St. Taurin's Abbey Church

Évreux, France

Founded in the 10th century by Richard sans Peur (Richard the Fearless), duke of Normandy, the St. Taurin's abbey church was built on the suspicious spot of St. Taurin grave, the first bishop and evangelizer of Evreux. During the Hundred Years' War the abbey was burnt down. It was left to decay and the last monks were banished during the Revolution. The former Benedictine abbey church became a parish church. The church, several times restructured, presents a wide range of architectural styles from 12th to 19th century.

The shrine, masterpiece of silversmith ordered in 1253, is unique in the world. Ordered in 1253 by Abbey Gilbert de Saint Martin, it contains some relics of Saint Taurin and Saint Laudulphe, who, according to legends, found the location of the grave of Saint Taurin thanks to a dream. The reliquary, medieval masterpiece of silversmith, is really delicate: it has been built like a mini gothic cathedral, covered with gold leaf, gilded copper and silver, with enamels and precious stones inlaid. The shrine, kept in a chapel, weights about 82kg, is 1.20m high and 1.05m long.

References:

Comments

Your name



Details

Founded: 10th century
Category: Religious sites in France
Historical period: Frankish kingdoms (France)

Rating

4.3/5 (based on Google user reviews)

User Reviews

José Juan Ordóñez (2 months ago)
Preciosa iglesia de Evreux. Dedicada a San Taurin, personaje muy importante de esta ciudad
Francesca Vichery (7 months ago)
Very little room for those who have to go by car but by itself it is very good
Bhamati Filliozat (8 months ago)
Very beautiful, the whole story from Romanesque to Gothic, or modern to read in the stones
Marion Rousselin (10 months ago)
The interior is magnificent, with beautiful stained glass windows.
Irakli Archaia (10 months ago)
It is a very beautiful church! ?
Powered by Google

Featured Historic Landmarks, Sites & Buildings

Historic Site of the week

Roman Walls of Lugo

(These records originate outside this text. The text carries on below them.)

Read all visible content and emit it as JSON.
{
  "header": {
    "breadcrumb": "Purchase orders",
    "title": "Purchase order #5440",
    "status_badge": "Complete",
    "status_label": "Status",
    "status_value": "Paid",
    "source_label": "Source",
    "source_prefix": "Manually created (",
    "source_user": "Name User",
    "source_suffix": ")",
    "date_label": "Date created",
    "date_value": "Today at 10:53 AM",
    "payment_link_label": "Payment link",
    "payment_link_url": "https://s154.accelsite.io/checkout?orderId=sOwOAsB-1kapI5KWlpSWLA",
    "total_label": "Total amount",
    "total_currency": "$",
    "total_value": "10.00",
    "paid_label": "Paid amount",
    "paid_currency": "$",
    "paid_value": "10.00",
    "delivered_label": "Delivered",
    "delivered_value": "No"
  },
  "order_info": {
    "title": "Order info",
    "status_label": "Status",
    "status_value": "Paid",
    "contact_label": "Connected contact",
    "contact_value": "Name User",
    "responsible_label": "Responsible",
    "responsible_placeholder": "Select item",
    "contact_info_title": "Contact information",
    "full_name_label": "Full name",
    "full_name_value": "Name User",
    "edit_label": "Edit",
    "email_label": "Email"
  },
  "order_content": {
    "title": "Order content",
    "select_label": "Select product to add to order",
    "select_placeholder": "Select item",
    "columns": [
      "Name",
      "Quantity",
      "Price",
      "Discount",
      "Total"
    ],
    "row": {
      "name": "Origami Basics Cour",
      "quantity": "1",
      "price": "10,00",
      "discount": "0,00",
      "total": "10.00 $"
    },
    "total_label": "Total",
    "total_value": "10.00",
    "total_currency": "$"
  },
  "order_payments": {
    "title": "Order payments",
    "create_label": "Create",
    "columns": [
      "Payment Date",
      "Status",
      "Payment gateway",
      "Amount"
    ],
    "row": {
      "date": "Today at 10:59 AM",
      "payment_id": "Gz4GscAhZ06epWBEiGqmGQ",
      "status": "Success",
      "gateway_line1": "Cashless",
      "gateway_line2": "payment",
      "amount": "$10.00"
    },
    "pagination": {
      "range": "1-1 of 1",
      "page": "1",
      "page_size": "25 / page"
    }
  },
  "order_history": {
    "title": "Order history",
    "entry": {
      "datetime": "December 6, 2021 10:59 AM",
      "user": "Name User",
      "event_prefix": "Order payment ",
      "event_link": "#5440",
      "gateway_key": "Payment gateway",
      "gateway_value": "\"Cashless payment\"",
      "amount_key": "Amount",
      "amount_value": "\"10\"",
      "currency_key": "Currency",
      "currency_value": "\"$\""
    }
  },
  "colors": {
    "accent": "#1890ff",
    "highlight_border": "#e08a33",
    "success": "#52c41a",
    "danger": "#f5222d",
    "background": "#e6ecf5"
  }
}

Roman Walls of Lugo are an exceptional architectural, archaeological and constructive legacy of Roman engineering, dating from the 3rd and 4th centuries AD. The Walls are built of internal and external stone facings of slate with some granite, with a core filling of a conglomerate of slate slabs and worked stone pieces from Roman buildings, interlocked with lime mortar.

Their total length of 2117 m in the shape of an oblong rectangle occupies an area of 1.68 ha. Their height varies between 8 and 10 m, with a width of 4.2 m, reaching 7 m in some specific points. The walls still contain 85 external towers, 10 gates (five of which are original and five that were opened in modern times), four staircases and two ramps providing access to the walkway along the top of the walls, one of which is internal and the other external. Each tower contained access stairs leading from the intervallum to the wall walk of town wall, of which a total of 21 have been discovered to date.

The defences of Lugo are the most complete and best preserved example of Roman military architecture in the Western Roman Empire.

Despite the renovation work carried out, the walls conserve their original layout and the construction features associated with their defensive purpose, with walls, battlements, towers, fortifications, both modern and original gates and stairways, and a moat.

Since they were built, the walls have defined the layout and growth of the city, which was declared a Historical-Artistic Ensemble in 1973, forming a part of it and becoming an emblematic structure that can be freely accessed to walk along. The local inhabitants and visitors alike have used them as an area for enjoyment and as a part of urban life for centuries.

The fortifications were added to UNESCO"s World Heritage List in late 2000 and are a popular tourist attraction.